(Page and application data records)

>>>>>

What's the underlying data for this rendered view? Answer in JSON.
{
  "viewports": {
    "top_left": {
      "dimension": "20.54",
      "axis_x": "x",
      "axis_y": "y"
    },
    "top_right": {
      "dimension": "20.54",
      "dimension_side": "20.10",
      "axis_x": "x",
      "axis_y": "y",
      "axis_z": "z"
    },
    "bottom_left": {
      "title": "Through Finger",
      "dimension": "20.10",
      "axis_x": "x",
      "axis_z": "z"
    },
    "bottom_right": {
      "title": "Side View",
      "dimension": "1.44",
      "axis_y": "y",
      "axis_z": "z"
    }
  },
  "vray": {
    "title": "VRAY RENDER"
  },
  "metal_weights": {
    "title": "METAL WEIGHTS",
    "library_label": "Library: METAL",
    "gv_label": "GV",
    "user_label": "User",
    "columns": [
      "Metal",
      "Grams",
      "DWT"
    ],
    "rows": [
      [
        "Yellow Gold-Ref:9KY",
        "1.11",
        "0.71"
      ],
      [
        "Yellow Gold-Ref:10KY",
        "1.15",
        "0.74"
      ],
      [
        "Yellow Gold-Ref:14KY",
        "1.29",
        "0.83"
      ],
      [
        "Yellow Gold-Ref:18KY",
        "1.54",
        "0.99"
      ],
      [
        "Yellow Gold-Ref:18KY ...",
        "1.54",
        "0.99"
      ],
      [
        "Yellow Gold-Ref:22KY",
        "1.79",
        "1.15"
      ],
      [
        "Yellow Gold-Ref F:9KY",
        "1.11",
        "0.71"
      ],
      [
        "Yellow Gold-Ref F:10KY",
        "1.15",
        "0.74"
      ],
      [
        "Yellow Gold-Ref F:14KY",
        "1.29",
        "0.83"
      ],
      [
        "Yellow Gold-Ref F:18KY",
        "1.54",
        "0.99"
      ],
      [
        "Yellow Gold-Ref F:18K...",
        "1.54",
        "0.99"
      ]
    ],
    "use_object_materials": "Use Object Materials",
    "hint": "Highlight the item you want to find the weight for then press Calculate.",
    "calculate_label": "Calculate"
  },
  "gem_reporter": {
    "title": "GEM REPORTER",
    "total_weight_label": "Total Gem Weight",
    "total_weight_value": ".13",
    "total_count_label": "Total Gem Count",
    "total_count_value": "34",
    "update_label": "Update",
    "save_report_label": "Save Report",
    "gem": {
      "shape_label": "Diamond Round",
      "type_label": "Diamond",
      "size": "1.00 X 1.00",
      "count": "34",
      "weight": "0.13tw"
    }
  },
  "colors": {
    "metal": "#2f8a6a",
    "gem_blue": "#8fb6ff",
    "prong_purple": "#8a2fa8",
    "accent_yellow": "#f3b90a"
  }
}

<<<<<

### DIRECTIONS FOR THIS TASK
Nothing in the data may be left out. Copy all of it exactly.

### RESPONSE AREA
What's the underlying data for this rendered view? Answer in JSON.
{
  "viewports": {
    "top_left": {
      "dimension": "20.54",
      "axis_x": "x",
      "axis_y": "y"
    },
    "top_right": {
      "dimension": "20.54",
      "dimension_side": "20.10",
      "axis_x": "x",
      "axis_y": "y",
      "axis_z": "z"
    },
    "bottom_left": {
      "title": "Through Finger",
      "dimension": "20.10",
      "axis_x": "x",
      "axis_z": "z"
    },
    "bottom_right": {
      "title": "Side View",
      "dimension": "1.44",
      "axis_y": "y",
      "axis_z": "z"
    }
  },
  "vray": {
    "title": "VRAY RENDER"
  },
  "metal_weights": {
    "title": "METAL WEIGHTS",
    "library_label": "Library: METAL",
    "gv_label": "GV",
    "user_label": "User",
    "columns": [
      "Metal",
      "Grams",
      "DWT"
    ],
    "rows": [
      [
        "Yellow Gold-Ref:9KY",
        "1.11",
        "0.71"
      ],
      [
        "Yellow Gold-Ref:10KY",
        "1.15",
        "0.74"
      ],
      [
        "Yellow Gold-Ref:14KY",
        "1.29",
        "0.83"
      ],
      [
        "Yellow Gold-Ref:18KY",
        "1.54",
        "0.99"
      ],
      [
        "Yellow Gold-Ref:18KY ...",
        "1.54",
        "0.99"
      ],
      [
        "Yellow Gold-Ref:22KY",
        "1.79",
        "1.15"
      ],
      [
        "Yellow Gold-Ref F:9KY",
        "1.11",
        "0.71"
      ],
      [
        "Yellow Gold-Ref F:10KY",
        "1.15",
        "0.74"
      ],
      [
        "Yellow Gold-Ref F:14KY",
        "1.29",
        "0.83"
      ],
      [
        "Yellow Gold-Ref F:18KY",
        "1.54",
        "0.99"
      ],
      [
        "Yellow Gold-Ref F:18K...",
        "1.54",
        "0.99"
      ]
    ],
    "use_object_materials": "Use Object Materials",
    "hint": "Highlight the item you want to find the weight for then press Calculate.",
    "calculate_label": "Calculate"
  },
  "gem_reporter": {
    "title": "GEM REPORTER",
    "total_weight_label": "Total Gem Weight",
    "total_weight_value": ".13",
    "total_count_label": "Total Gem Count",
    "total_count_value": "34",
    "update_label": "Update",
    "save_report_label": "Save Report",
    "gem": {
      "shape_label": "Diamond Round",
      "type_label": "Diamond",
      "size": "1.00 X 1.00",
      "count": "34",
      "weight": "0.13tw"
    }
  },
  "colors": {
    "metal": "#2f8a6a",
    "gem_blue": "#8fb6ff",
    "prong_purple": "#8a2fa8",
    "accent_yellow": "#f3b90a"
  }
}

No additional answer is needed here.